API description

The API (Application Programming Interface) allows internal and external clients to access and use the functionality of the service. A well-designed API makes it easy for users to understand how to use the service but also influences scalability and flexibility, as it should be easily updated and extended without affecting the applications that use it. As a best practice, you should separate the structures that define the external APIs from those that define the domain state model, so each can evolve independently.

When defining the API for your Kalix services, you can follow one of two approaches: code-first or protocol-first development. You can refer to the Feature Matrix to know which SDK supports which approach.

Code-first Approach

With a code-first approach you can start coding your API right from the start but you can also start from modeling other parts of the application such as your state models - it’s up to you to decide where you start.

Java SDK example

Using the Kalix Java SDK, your services are exposed using Spring REST annotations and serialization is backed by the ubiquitous Jackson library. See example below:

@RequestMapping("/order/{orderId}") (1)
public class OrderAction extends Action {

  record CreateOrder(String orderId, List<OrderItem> items){} (2)
  record OrderItem(String productId, int quantity, float price){}

  @PostMapping (3)
  public Effect<String> createOrder(@RequestBody CreateOrder order) {
    return effects().reply("ok"); (4)
1 Setting the base path to this Action as "/order" with an orderId as a path parameter.
2 Using records to model the structure of a CreateOrder request.
3 Exposing a handler method createOrder for POST requests on the base path.
4 Dummy implementation that does nothing other than replying with ok.

Protocol-first Approach

In the Protocol-first SDKs, Kalix requires you to use Protocol buffers to describe the contract for an API. Protocol Buffers is a language and platform agnostic, extensible description model. To create and deploy a service, you define APIs and Entity data structures in a .proto file, each API being a gRPC service.

Protocol Buffer example

Depending on the component (Views, Actions, or Entities) you choose, the options you can define can differ. For a detailed overview of all options, check out the respective guide for the component you want to implement. Next, we have an example of the definition of a Value Entity:

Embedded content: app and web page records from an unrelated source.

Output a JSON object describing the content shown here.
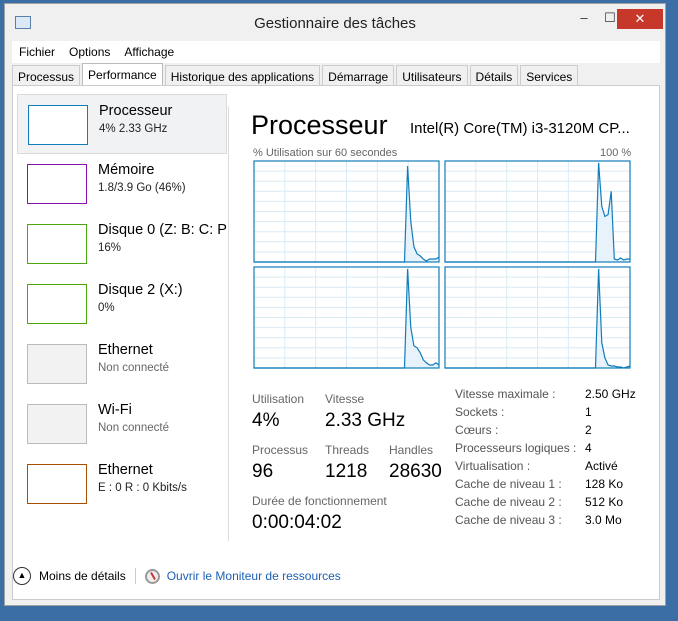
{
  "window": {
    "title": "Gestionnaire des tâches",
    "minimize": "–",
    "maximize": "☐",
    "close": "✕"
  },
  "menu": [
    "Fichier",
    "Options",
    "Affichage"
  ],
  "tabs": [
    "Processus",
    "Performance",
    "Historique des applications",
    "Démarrage",
    "Utilisateurs",
    "Détails",
    "Services"
  ],
  "active_tab": "Performance",
  "sidebar": [
    {
      "name": "Processeur",
      "sub": "4% 2.33 GHz",
      "color": "#117dbb"
    },
    {
      "name": "Mémoire",
      "sub": "1.8/3.9 Go (46%)",
      "color": "#8b12ae"
    },
    {
      "name": "Disque 0 (Z: B: C: P",
      "sub": "16%",
      "color": "#4da60c"
    },
    {
      "name": "Disque 2 (X:)",
      "sub": "0%",
      "color": "#4da60c"
    },
    {
      "name": "Ethernet",
      "sub": "Non connecté",
      "color": "#bbbbbb"
    },
    {
      "name": "Wi-Fi",
      "sub": "Non connecté",
      "color": "#bbbbbb"
    },
    {
      "name": "Ethernet",
      "sub": "E : 0 R : 0 Kbits/s",
      "color": "#a74f01"
    }
  ],
  "main": {
    "title": "Processeur",
    "model": "Intel(R) Core(TM) i3-3120M CP...",
    "caption_left": "% Utilisation sur 60 secondes",
    "caption_right": "100 %",
    "stats": {
      "utilisation_label": "Utilisation",
      "utilisation": "4%",
      "vitesse_label": "Vitesse",
      "vitesse": "2.33 GHz",
      "processus_label": "Processus",
      "processus": "96",
      "threads_label": "Threads",
      "threads": "1218",
      "handles_label": "Handles",
      "handles": "28630",
      "uptime_label": "Durée de fonctionnement",
      "uptime": "0:00:04:02"
    },
    "specs": [
      [
        "Vitesse maximale :",
        "2.50 GHz"
      ],
      [
        "Sockets :",
        "1"
      ],
      [
        "Cœurs :",
        "2"
      ],
      [
        "Processeurs logiques :",
        "4"
      ],
      [
        "Virtualisation :",
        "Activé"
      ],
      [
        "Cache de niveau 1 :",
        "128 Ko"
      ],
      [
        "Cache de niveau 2 :",
        "512 Ko"
      ],
      [
        "Cache de niveau 3 :",
        "3.0 Mo"
      ]
    ]
  },
  "footer": {
    "less": "Moins de détails",
    "monitor": "Ouvrir le Moniteur de ressources"
  },
  "chart_data": {
    "type": "area",
    "ylim": [
      0,
      100
    ],
    "x_seconds": 60,
    "grid": true,
    "color": "#117dbb",
    "series": [
      {
        "values": [
          0,
          0,
          0,
          0,
          0,
          0,
          0,
          0,
          0,
          0,
          0,
          0,
          0,
          0,
          0,
          0,
          0,
          0,
          0,
          0,
          0,
          0,
          0,
          0,
          0,
          0,
          0,
          0,
          0,
          0,
          0,
          0,
          0,
          0,
          0,
          0,
          0,
          0,
          0,
          0,
          0,
          0,
          0,
          0,
          0,
          0,
          0,
          0,
          0,
          95,
          40,
          15,
          8,
          6,
          3,
          1,
          3,
          3,
          3,
          5
        ]
      },
      {
        "values": [
          0,
          0,
          0,
          0,
          0,
          0,
          0,
          0,
          0,
          0,
          0,
          0,
          0,
          0,
          0,
          0,
          0,
          0,
          0,
          0,
          0,
          0,
          0,
          0,
          0,
          0,
          0,
          0,
          0,
          0,
          0,
          0,
          0,
          0,
          0,
          0,
          0,
          0,
          0,
          0,
          0,
          0,
          0,
          0,
          0,
          0,
          0,
          0,
          0,
          98,
          55,
          45,
          47,
          70,
          3,
          2,
          4,
          2,
          3,
          3
        ]
      },
      {
        "values": [
          0,
          0,
          0,
          0,
          0,
          0,
          0,
          0,
          0,
          0,
          0,
          0,
          0,
          0,
          0,
          0,
          0,
          0,
          0,
          0,
          0,
          0,
          0,
          0,
          0,
          0,
          0,
          0,
          0,
          0,
          0,
          0,
          0,
          0,
          0,
          0,
          0,
          0,
          0,
          0,
          0,
          0,
          0,
          0,
          0,
          0,
          0,
          0,
          0,
          98,
          40,
          22,
          20,
          15,
          8,
          5,
          3,
          3,
          5,
          3
        ]
      },
      {
        "values": [
          0,
          0,
          0,
          0,
          0,
          0,
          0,
          0,
          0,
          0,
          0,
          0,
          0,
          0,
          0,
          0,
          0,
          0,
          0,
          0,
          0,
          0,
          0,
          0,
          0,
          0,
          0,
          0,
          0,
          0,
          0,
          0,
          0,
          0,
          0,
          0,
          0,
          0,
          0,
          0,
          0,
          0,
          0,
          0,
          0,
          0,
          0,
          0,
          0,
          98,
          25,
          10,
          3,
          2,
          2,
          1,
          1,
          0,
          1,
          2
        ]
      }
    ]
  }
}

syntax = "proto3"; (1)

package shopping.product.api; (2)

import "kalix/annotations.proto"; (3)
import "google/api/annotations.proto";

message Order { (4)
    string orderID = 2; [(kalix.field).entity_key = true]; (5)
    repeated OrderItem items = 3;

message OrderItem {
    string productID = 1;
    int32 quantity = 2;
    float price = 3;

service OrderBackendService { (6)
    option (kalix.service) = { (7)
        component: "shopping.product.domain.ProductPopularityValueEntity"

    rpc AddOrder (Order) returns (Order) { (8)
        option (google.api.http) = {
            post: "/order/{orderID}",
            body: "*"
1 Specify the version of the Protobuf syntax, Kalix uses proto3.
2 Packages prevent name clashes between protocol messages, similar to how packages work in programming languages.
3 Imports allow you to use definitions from other protobuf files. You’ll always need kalix/annotations.proto, other imports are optional. In this case google/api/annotations.proto adds the ability to expose services with HTTP endpoints.
4 Messages represent the request and response of API calls and are used to define the data structure of the data you want to persist (also known as state). These structures can be as simple or as complex as you need for your use case.
5 This annotation defines which field in your message uniquely identifies the instance of your entity.
6 A gRPC service defines how external clients can interact with your business logic.
7 This annotation is used by the Kalix codegen tools to specify what type of code needs to be generated (in this case an entity) and the fully qualified name (package name and entity name) of the message that represents the state.
8 Every service has one or more RPC methods that specify the functionality of your service. Each method will be handled by a function in your code. The google.api.http option tells Kalix that this RPC method should get a gRPC and an HTTP endpoint.

The implementation, your code, ties these .proto files together as shown in the image below:

Concepts API Design